→ **ASSIGNMENT**: Each line below must be set down exactly as it stands.

→ **EXERCISE DATA**:
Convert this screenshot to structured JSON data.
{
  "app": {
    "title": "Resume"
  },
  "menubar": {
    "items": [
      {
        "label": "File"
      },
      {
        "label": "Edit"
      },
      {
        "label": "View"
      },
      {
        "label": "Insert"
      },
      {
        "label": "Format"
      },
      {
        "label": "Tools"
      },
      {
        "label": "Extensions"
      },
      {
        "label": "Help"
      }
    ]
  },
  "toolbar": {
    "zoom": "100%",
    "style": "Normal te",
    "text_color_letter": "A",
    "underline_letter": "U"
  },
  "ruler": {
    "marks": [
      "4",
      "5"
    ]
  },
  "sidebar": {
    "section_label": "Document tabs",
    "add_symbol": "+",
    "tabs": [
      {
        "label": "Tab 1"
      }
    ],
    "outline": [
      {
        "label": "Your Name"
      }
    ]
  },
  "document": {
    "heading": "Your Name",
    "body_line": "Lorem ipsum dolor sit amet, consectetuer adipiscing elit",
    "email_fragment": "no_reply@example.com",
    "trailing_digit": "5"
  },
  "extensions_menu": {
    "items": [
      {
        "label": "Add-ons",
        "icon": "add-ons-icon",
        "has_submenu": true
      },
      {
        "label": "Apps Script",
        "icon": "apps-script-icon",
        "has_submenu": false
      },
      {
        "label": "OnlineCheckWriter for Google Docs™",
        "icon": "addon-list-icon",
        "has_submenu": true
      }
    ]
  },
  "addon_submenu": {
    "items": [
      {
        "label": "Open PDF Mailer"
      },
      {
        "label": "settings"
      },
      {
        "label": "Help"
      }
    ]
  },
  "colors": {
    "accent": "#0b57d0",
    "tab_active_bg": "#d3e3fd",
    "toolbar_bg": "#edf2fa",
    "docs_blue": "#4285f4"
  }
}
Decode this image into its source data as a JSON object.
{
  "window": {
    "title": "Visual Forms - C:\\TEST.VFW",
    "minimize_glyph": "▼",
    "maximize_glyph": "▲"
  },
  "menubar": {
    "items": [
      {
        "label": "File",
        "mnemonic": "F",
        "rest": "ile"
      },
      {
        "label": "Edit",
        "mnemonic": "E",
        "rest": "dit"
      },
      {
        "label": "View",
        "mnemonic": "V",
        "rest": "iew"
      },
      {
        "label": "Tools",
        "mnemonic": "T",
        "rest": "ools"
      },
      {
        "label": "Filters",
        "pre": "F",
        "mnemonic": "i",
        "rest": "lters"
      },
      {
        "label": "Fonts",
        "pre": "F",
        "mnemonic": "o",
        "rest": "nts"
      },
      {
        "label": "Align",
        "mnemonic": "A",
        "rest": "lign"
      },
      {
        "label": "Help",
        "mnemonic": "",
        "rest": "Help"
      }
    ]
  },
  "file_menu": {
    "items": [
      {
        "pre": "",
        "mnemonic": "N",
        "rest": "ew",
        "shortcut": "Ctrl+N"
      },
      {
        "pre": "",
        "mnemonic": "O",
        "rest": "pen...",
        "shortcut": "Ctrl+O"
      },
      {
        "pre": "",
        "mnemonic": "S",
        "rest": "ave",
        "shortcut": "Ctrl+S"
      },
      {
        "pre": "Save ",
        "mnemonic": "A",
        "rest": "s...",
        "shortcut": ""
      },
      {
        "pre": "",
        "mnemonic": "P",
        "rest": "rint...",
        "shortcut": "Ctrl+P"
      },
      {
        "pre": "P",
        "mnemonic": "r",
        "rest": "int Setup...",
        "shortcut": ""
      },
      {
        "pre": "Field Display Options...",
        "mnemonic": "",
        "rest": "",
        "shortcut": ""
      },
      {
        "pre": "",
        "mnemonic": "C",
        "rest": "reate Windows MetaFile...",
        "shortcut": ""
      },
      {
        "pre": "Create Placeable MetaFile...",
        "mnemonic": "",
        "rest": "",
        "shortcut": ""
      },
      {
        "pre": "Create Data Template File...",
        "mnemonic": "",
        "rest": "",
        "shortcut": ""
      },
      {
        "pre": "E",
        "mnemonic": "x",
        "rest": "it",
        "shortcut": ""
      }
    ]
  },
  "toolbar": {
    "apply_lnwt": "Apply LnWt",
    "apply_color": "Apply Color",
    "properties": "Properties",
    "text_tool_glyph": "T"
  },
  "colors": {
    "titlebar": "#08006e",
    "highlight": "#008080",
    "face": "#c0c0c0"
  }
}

→ **RESULT**:
Convert this screenshot to structured JSON data.
{
  "app": {
    "title": "Resume"
  },
  "menubar": {
    "items": [
      {
        "label": "File"
      },
      {
        "label": "Edit"
      },
      {
        "label": "View"
      },
      {
        "label": "Insert"
      },
      {
        "label": "Format"
      },
      {
        "label": "Tools"
      },
      {
        "label": "Extensions"
      },
      {
        "label": "Help"
      }
    ]
  },
  "toolbar": {
    "zoom": "100%",
    "style": "Normal te",
    "text_color_letter": "A",
    "underline_letter": "U"
  },
  "ruler": {
    "marks": [
      "4",
      "5"
    ]
  },
  "sidebar": {
    "section_label": "Document tabs",
    "add_symbol": "+",
    "tabs": [
      {
        "label": "Tab 1"
      }
    ],
    "outline": [
      {
        "label": "Your Name"
      }
    ]
  },
  "document": {
    "heading": "Your Name",
    "body_line": "Lorem ipsum dolor sit amet, consectetuer adipiscing elit",
    "email_fragment": "no_reply@example.com",
    "trailing_digit": "5"
  },
  "extensions_menu": {
    "items": [
      {
        "label": "Add-ons",
        "icon": "add-ons-icon",
        "has_submenu": true
      },
      {
        "label": "Apps Script",
        "icon": "apps-script-icon",
        "has_submenu": false
      },
      {
        "label": "OnlineCheckWriter for Google Docs™",
        "icon": "addon-list-icon",
        "has_submenu": true
      }
    ]
  },
  "addon_submenu": {
    "items": [
      {
        "label": "Open PDF Mailer"
      },
      {
        "label": "settings"
      },
      {
        "label": "Help"
      }
    ]
  },
  "colors": {
    "accent": "#0b57d0",
    "tab_active_bg": "#d3e3fd",
    "toolbar_bg": "#edf2fa",
    "docs_blue": "#4285f4"
  }
}
Decode this image into its source data as a JSON object.
{
  "window": {
    "title": "Visual Forms - C:\\TEST.VFW",
    "minimize_glyph": "▼",
    "maximize_glyph": "▲"
  },
  "menubar": {
    "items": [
      {
        "label": "File",
        "mnemonic": "F",
        "rest": "ile"
      },
      {
        "label": "Edit",
        "mnemonic": "E",
        "rest": "dit"
      },
      {
        "label": "View",
        "mnemonic": "V",
        "rest": "iew"
      },
      {
        "label": "Tools",
        "mnemonic": "T",
        "rest": "ools"
      },
      {
        "label": "Filters",
        "pre": "F",
        "mnemonic": "i",
        "rest": "lters"
      },
      {
        "label": "Fonts",
        "pre": "F",
        "mnemonic": "o",
        "rest": "nts"
      },
      {
        "label": "Align",
        "mnemonic": "A",
        "rest": "lign"
      },
      {
        "label": "Help",
        "mnemonic": "",
        "rest": "Help"
      }
    ]
  },
  "file_menu": {
    "items": [
      {
        "pre": "",
        "mnemonic": "N",
        "rest": "ew",
        "shortcut": "Ctrl+N"
      },
      {
        "pre": "",
        "mnemonic": "O",
        "rest": "pen...",
        "shortcut": "Ctrl+O"
      },
      {
        "pre": "",
        "mnemonic": "S",
        "rest": "ave",
        "shortcut": "Ctrl+S"
      },
      {
        "pre": "Save ",
        "mnemonic": "A",
        "rest": "s...",
        "shortcut": ""
      },
      {
        "pre": "",
        "mnemonic": "P",
        "rest": "rint...",
        "shortcut": "Ctrl+P"
      },
      {
        "pre": "P",
        "mnemonic": "r",
        "rest": "int Setup...",
        "shortcut": ""
      },
      {
        "pre": "Field Display Options...",
        "mnemonic": "",
        "rest": "",
        "shortcut": ""
      },
      {
        "pre": "",
        "mnemonic": "C",
        "rest": "reate Windows MetaFile...",
        "shortcut": ""
      },
      {
        "pre": "Create Placeable MetaFile...",
        "mnemonic": "",
        "rest": "",
        "shortcut": ""
      },
      {
        "pre": "Create Data Template File...",
        "mnemonic": "",
        "rest": "",
        "shortcut": ""
      },
      {
        "pre": "E",
        "mnemonic": "x",
        "rest": "it",
        "shortcut": ""
      }
    ]
  },
  "toolbar": {
    "apply_lnwt": "Apply LnWt",
    "apply_color": "Apply Color",
    "properties": "Properties",
    "text_tool_glyph": "T"
  },
  "colors": {
    "titlebar": "#08006e",
    "highlight": "#008080",
    "face": "#c0c0c0"
  }
}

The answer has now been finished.